How does MSA select for staphylococci?
MSA contains a high concentration of sodium chloride (7.5%), which creates a selective environment inhibiting the growth of many bacteria except for staphylococci, which can tolerate high salt concentrations.
Can organisms other than staphylococci grow on MSA?
Most organisms other than staphylococci are inhibited by the high salt concentration in MSA. However, some halophilic marine organisms and a few other bacteria can tolerate the high salt content and grow on MSA.
Are all yellow colonies on MSA indicative of Staphylococcus aureus?
No, some Micrococcus species and Enterococcus faecalis/faecium can also produce yellow colonies on MSA. Therefore, further tests and identification methods are necessary to differentiate between these organisms and Staphylococcus aureus.
How can Micrococcus species be differentiated from Staphylococcus on MSA?
Further tests and biochemical identification methods are needed to differentiate Micrococcus from Staphylococcus species. Colony morphology, Gram staining, and additional biochemical tests can help in the differentiation process.
Can Enterococcus species ferment mannitol and produce yellow colonies on MSA?
Yes, Enterococcus faecalis and Enterococcus faecium are salt-tolerant bacteria that can ferment mannitol and produce lactic acid, resulting in yellow-colored colonies on MSA. A catalase test can help differentiate Enterococcus (-ve) from Staphylococcus (+ve).

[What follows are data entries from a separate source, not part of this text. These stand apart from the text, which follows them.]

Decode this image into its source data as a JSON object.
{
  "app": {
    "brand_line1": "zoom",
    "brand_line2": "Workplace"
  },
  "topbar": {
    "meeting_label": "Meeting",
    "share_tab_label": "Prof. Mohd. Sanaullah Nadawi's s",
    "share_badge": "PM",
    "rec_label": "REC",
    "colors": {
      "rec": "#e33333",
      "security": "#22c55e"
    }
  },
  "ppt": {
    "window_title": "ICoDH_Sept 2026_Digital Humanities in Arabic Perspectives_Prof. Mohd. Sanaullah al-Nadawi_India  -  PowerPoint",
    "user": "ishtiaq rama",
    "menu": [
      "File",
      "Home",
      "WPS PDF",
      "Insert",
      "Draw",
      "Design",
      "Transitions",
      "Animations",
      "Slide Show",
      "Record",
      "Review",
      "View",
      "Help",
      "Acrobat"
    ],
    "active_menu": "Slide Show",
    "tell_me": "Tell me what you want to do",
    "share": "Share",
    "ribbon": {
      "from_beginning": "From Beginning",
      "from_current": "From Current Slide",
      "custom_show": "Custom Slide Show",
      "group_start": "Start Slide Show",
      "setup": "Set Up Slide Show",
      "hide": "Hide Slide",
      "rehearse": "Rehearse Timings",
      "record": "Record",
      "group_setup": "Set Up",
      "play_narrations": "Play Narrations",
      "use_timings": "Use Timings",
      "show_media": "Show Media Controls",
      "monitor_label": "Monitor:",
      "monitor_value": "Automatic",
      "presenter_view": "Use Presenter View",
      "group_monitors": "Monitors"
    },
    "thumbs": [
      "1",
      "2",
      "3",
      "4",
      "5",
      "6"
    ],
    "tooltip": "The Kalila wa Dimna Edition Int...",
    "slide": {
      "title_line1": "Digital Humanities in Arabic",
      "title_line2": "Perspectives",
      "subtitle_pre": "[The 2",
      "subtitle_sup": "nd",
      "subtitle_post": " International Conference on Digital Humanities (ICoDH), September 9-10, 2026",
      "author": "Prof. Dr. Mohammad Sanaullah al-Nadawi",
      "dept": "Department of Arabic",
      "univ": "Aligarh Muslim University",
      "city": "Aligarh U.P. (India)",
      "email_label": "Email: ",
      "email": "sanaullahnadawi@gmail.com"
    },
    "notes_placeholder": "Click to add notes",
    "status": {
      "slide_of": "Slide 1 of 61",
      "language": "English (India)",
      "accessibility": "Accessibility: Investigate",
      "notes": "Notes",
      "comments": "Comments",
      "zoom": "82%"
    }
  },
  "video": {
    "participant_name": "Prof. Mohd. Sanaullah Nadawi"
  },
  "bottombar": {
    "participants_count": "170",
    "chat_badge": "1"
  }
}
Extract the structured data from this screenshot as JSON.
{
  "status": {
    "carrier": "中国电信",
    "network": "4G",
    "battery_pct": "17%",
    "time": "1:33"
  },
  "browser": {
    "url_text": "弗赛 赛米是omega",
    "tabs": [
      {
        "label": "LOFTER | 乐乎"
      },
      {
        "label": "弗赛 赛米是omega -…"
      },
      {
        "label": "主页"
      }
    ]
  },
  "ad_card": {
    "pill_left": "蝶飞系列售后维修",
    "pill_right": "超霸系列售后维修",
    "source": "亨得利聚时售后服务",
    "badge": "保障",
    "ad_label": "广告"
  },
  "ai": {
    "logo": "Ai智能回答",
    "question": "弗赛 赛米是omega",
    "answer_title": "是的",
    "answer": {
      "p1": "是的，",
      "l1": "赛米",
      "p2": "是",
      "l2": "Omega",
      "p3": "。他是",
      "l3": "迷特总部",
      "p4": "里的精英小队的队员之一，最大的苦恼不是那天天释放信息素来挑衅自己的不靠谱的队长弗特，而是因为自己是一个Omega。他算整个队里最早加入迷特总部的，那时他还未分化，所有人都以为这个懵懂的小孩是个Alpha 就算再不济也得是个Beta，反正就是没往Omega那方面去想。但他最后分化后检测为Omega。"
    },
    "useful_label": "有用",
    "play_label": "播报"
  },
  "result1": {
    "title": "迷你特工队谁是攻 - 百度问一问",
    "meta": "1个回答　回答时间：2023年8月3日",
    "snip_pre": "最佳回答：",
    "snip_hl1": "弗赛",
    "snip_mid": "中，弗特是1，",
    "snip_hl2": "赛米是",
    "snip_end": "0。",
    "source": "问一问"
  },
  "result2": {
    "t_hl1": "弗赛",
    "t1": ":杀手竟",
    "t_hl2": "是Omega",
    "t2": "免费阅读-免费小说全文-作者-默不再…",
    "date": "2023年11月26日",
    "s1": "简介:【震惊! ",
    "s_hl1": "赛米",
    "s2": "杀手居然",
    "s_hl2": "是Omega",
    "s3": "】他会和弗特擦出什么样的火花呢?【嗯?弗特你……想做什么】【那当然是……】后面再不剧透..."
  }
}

Is MSA used only for clinical samples?
No, MSA has various applications beyond clinical samples. It can be used for the enumeration of staphylococci in food and dairy products, testing cosmetics, and the bacteriological examination of water sources like swimming pool water and drinking water.
Can MSA be used as a definitive test for identifying Staphylococcus aureus?
No, MSA is a selective and differential medium that provides presumptive identification of Staphylococcus aureus based on mannitol fermentation. Definitive identification of Staphylococcus aureus requires further confirmatory tests, such as a coagulase test or molecular methods.